---- Available data

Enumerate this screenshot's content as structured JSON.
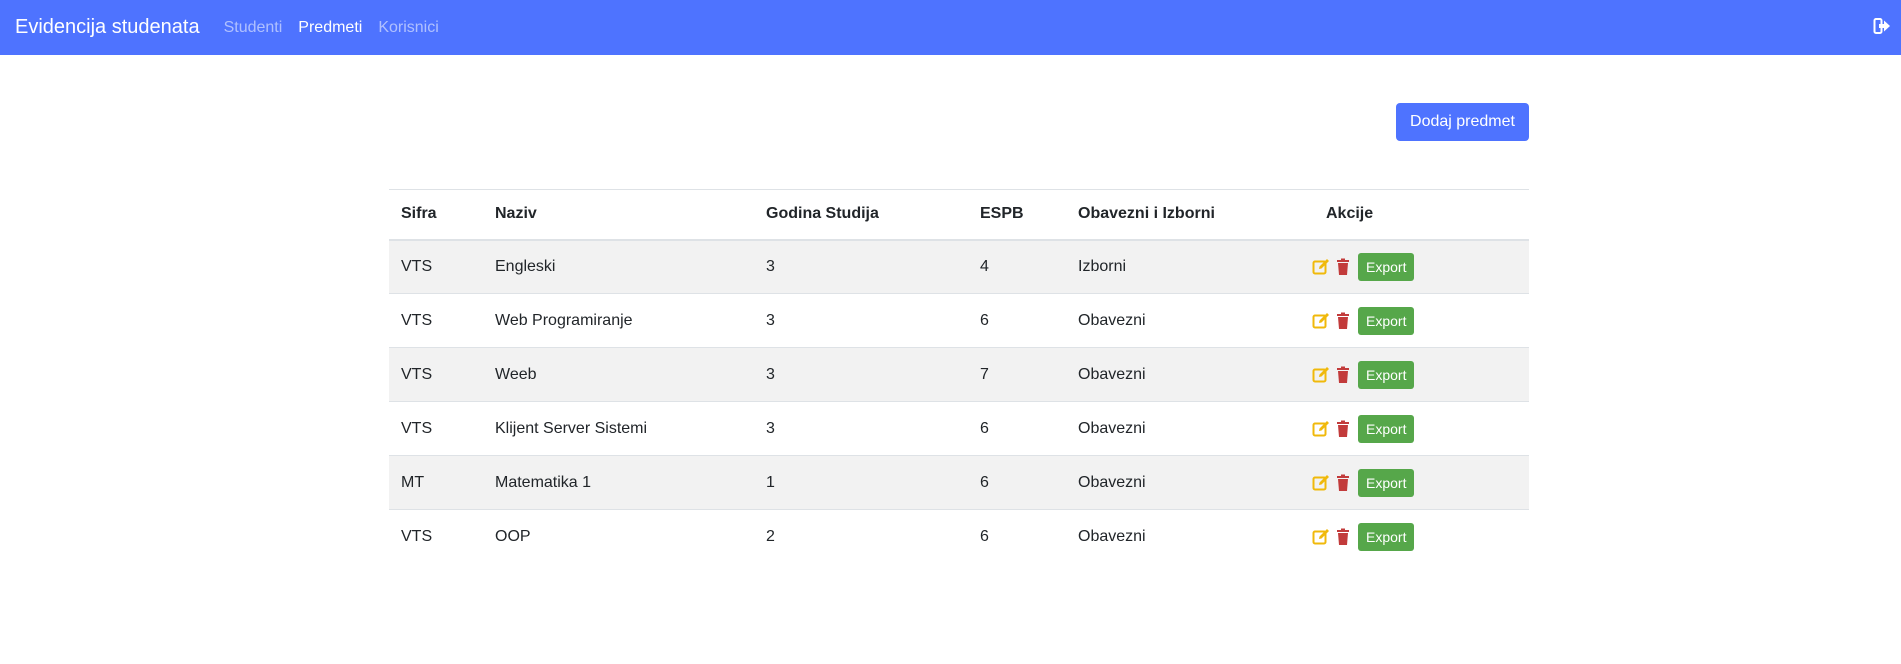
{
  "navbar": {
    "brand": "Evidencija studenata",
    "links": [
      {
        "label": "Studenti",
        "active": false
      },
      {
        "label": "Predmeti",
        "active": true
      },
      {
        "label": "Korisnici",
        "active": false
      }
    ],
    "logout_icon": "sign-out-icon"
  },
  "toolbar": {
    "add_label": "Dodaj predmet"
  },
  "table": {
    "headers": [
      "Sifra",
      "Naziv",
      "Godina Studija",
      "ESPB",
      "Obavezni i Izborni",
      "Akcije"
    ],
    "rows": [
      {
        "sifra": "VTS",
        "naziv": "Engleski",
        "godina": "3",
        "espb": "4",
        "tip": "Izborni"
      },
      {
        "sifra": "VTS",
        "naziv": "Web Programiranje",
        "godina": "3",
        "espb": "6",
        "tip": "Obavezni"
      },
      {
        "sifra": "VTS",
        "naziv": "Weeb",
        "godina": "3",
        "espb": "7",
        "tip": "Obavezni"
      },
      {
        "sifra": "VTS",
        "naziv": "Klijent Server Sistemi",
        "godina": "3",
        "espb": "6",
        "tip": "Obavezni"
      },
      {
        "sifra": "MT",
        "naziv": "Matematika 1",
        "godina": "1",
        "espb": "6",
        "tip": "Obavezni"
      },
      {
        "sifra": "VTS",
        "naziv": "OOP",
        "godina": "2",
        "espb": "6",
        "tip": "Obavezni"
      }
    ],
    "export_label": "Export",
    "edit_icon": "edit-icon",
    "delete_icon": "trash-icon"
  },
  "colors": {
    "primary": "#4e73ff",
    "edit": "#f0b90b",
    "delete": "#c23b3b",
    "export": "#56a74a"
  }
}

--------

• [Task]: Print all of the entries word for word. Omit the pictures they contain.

• [Problem solution]:
Enumerate this screenshot's content as structured JSON.
{
  "navbar": {
    "brand": "Evidencija studenata",
    "links": [
      {
        "label": "Studenti",
        "active": false
      },
      {
        "label": "Predmeti",
        "active": true
      },
      {
        "label": "Korisnici",
        "active": false
      }
    ],
    "logout_icon": "sign-out-icon"
  },
  "toolbar": {
    "add_label": "Dodaj predmet"
  },
  "table": {
    "headers": [
      "Sifra",
      "Naziv",
      "Godina Studija",
      "ESPB",
      "Obavezni i Izborni",
      "Akcije"
    ],
    "rows": [
      {
        "sifra": "VTS",
        "naziv": "Engleski",
        "godina": "3",
        "espb": "4",
        "tip": "Izborni"
      },
      {
        "sifra": "VTS",
        "naziv": "Web Programiranje",
        "godina": "3",
        "espb": "6",
        "tip": "Obavezni"
      },
      {
        "sifra": "VTS",
        "naziv": "Weeb",
        "godina": "3",
        "espb": "7",
        "tip": "Obavezni"
      },
      {
        "sifra": "VTS",
        "naziv": "Klijent Server Sistemi",
        "godina": "3",
        "espb": "6",
        "tip": "Obavezni"
      },
      {
        "sifra": "MT",
        "naziv": "Matematika 1",
        "godina": "1",
        "espb": "6",
        "tip": "Obavezni"
      },
      {
        "sifra": "VTS",
        "naziv": "OOP",
        "godina": "2",
        "espb": "6",
        "tip": "Obavezni"
      }
    ],
    "export_label": "Export",
    "edit_icon": "edit-icon",
    "delete_icon": "trash-icon"
  },
  "colors": {
    "primary": "#4e73ff",
    "edit": "#f0b90b",
    "delete": "#c23b3b",
    "export": "#56a74a"
  }
}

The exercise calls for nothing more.